New microbial species tells us something about our dark past, say scientists
The Pan Am Experience is a 'flight' back to the 1970s that never takes off - at least, not literally

Pan Am Experience: A 'flight' back to the 70s

Tim Walker checks in and checks out a four-hour journey with a difference
Humans aren't alone in indulging in politics - it's everywhere in the animal world

Humans aren't alone in indulging in politics

Voting, mutual back-scratching, coups and charismatic leaders - it's everywhere in the animal world
Crisp sales are in decline - but this tasty trivia might tempt back the turncoats

Crisp sales are in decline

As a nation we're filling up on popcorn and pitta chips and forsaking their potato-based predecessors
Ronald McDonald the muse? Why Banksy, Ron English and Keith Coventry are lovin' Maccy D's

Ronald McDonald the muse

A new wave of artists is taking inspiration from the fast food chain
13 best picnic blankets

13 best picnic blankets

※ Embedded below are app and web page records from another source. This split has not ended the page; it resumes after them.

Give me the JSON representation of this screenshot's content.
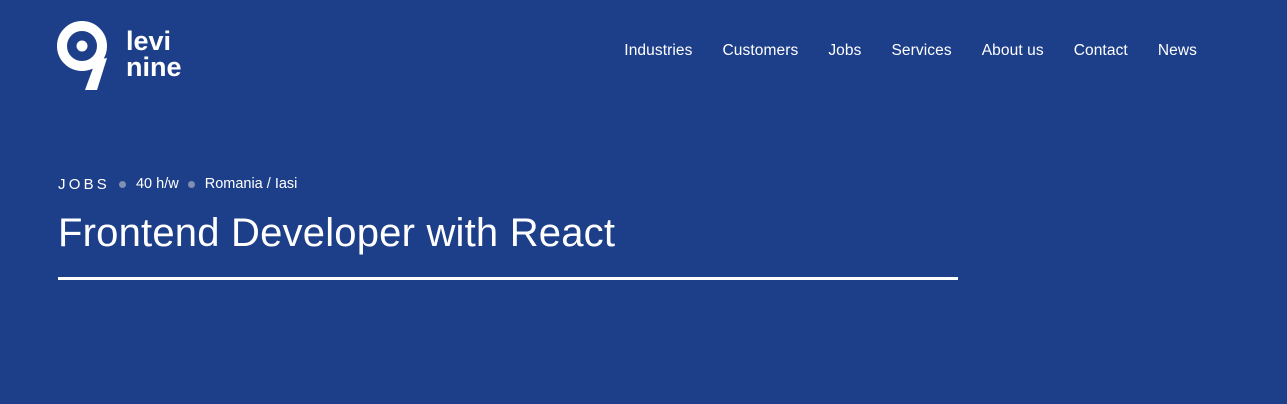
{
  "brand": {
    "logo_text_top": "levi",
    "logo_text_bottom": "nine",
    "logo_numeral": "9"
  },
  "nav": {
    "items": [
      {
        "label": "Industries"
      },
      {
        "label": "Customers"
      },
      {
        "label": "Jobs"
      },
      {
        "label": "Services"
      },
      {
        "label": "About us"
      },
      {
        "label": "Contact"
      },
      {
        "label": "News"
      }
    ]
  },
  "job": {
    "section": "JOBS",
    "hours": "40 h/w",
    "location": "Romania / Iasi",
    "title": "Frontend Developer with React"
  },
  "colors": {
    "background": "#1d3f89",
    "text": "#ffffff",
    "meta_dot": "#7f8fb4"
  }
}
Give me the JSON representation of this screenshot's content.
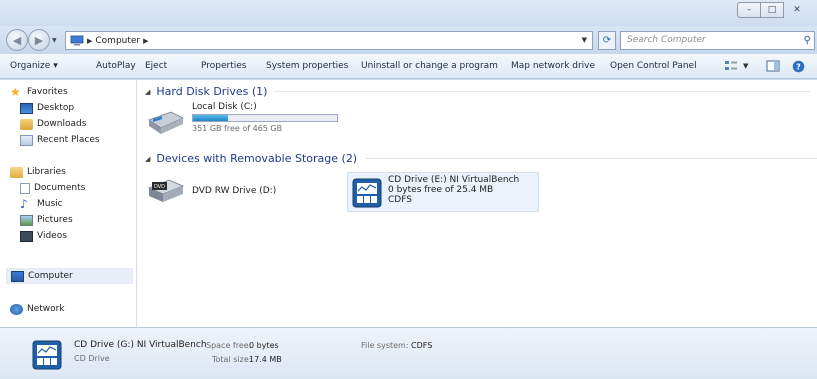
{
  "window": {
    "min_label": "–",
    "max_label": "□",
    "close_label": "✕"
  },
  "address": {
    "back_label": "◀",
    "forward_label": "▶",
    "breadcrumb": [
      "Computer"
    ],
    "search_placeholder": "Search Computer"
  },
  "toolbar": {
    "items": [
      "Organize",
      "AutoPlay",
      "Eject",
      "Properties",
      "System properties",
      "Uninstall or change a program",
      "Map network drive",
      "Open Control Panel"
    ]
  },
  "nav": {
    "favorites": "Favorites",
    "desktop": "Desktop",
    "downloads": "Downloads",
    "recent": "Recent Places",
    "libraries": "Libraries",
    "documents": "Documents",
    "music": "Music",
    "pictures": "Pictures",
    "videos": "Videos",
    "computer": "Computer",
    "network": "Network"
  },
  "groups": {
    "hdd": "Hard Disk Drives (1)",
    "removable": "Devices with Removable Storage (2)"
  },
  "drives": {
    "local": {
      "name": "Local Disk (C:)",
      "free": "351 GB free of 465 GB",
      "used_fraction": 0.245
    },
    "dvd": {
      "name": "DVD RW Drive (D:)",
      "badge": "DVD"
    },
    "cd": {
      "name": "CD Drive (E:) NI VirtualBench",
      "free": "0 bytes free of 25.4 MB",
      "fs": "CDFS"
    }
  },
  "details": {
    "name": "CD Drive (G:) NI VirtualBench",
    "type": "CD Drive",
    "space_free_label": "Space free:",
    "space_free": "0 bytes",
    "total_label": "Total size:",
    "total": "17.4 MB",
    "fs_label": "File system:",
    "fs": "CDFS"
  },
  "colors": {
    "accent": "#1e3a8c",
    "bar_fill": "#2386c8",
    "chrome": "#c9d9ec"
  }
}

Dine al fresco without the grass stains and damp bottoms with something from our pick of picnic rugs
Barcelona 3 Bayern Munich 0 player ratings: Lionel Messi scores twice - but does he score highest in our ratings?

Barcelona vs Bayern Munich player ratings

Lionel Messi scores twice - but does he score highest in our ratings?
Martin Guptill: Explosive New Zealand batsman who sets the range for Kiwis' big guns

Explosive batsman who sets the range for Kiwis' big guns

Martin Guptill has smashed early runs for Derbyshire and tells Richard Edwards to expect more from the 'freakish' Brendon McCullum and his buoyant team during their tour of England
General Election 2015: Ed Miliband's unlikely journey from hapless geek to heart-throb

Miliband's unlikely journey from hapless geek to heart-throb

He was meant to be Labour's biggest handicap - but has become almost an asset
General Election 2015: A guide to the smaller parties, from the the National Health Action Party to the Church of the Militant Elvis Party

On the margins

From Militant Elvis to Women's Equality: a guide to the underdogs standing in the election
Amr Darrag: Ex-Muslim Brotherhood minister in exile still believes Egypt's military regime can be replaced with 'moderate' Islamic rule

'This is the battle of young Egypt for the future of our country'

Ex-Muslim Brotherhood minister Amr Darrag still believes the opposition can rid Egypt of its military regime and replace it with 'moderate' Islamic rule, he tells Robert Fisk
Why patients must rely less on doctors: Improving our own health is the 'blockbuster drug of the century'

Why patients must rely less on doctors

Improving our own health is the 'blockbuster drug of the century'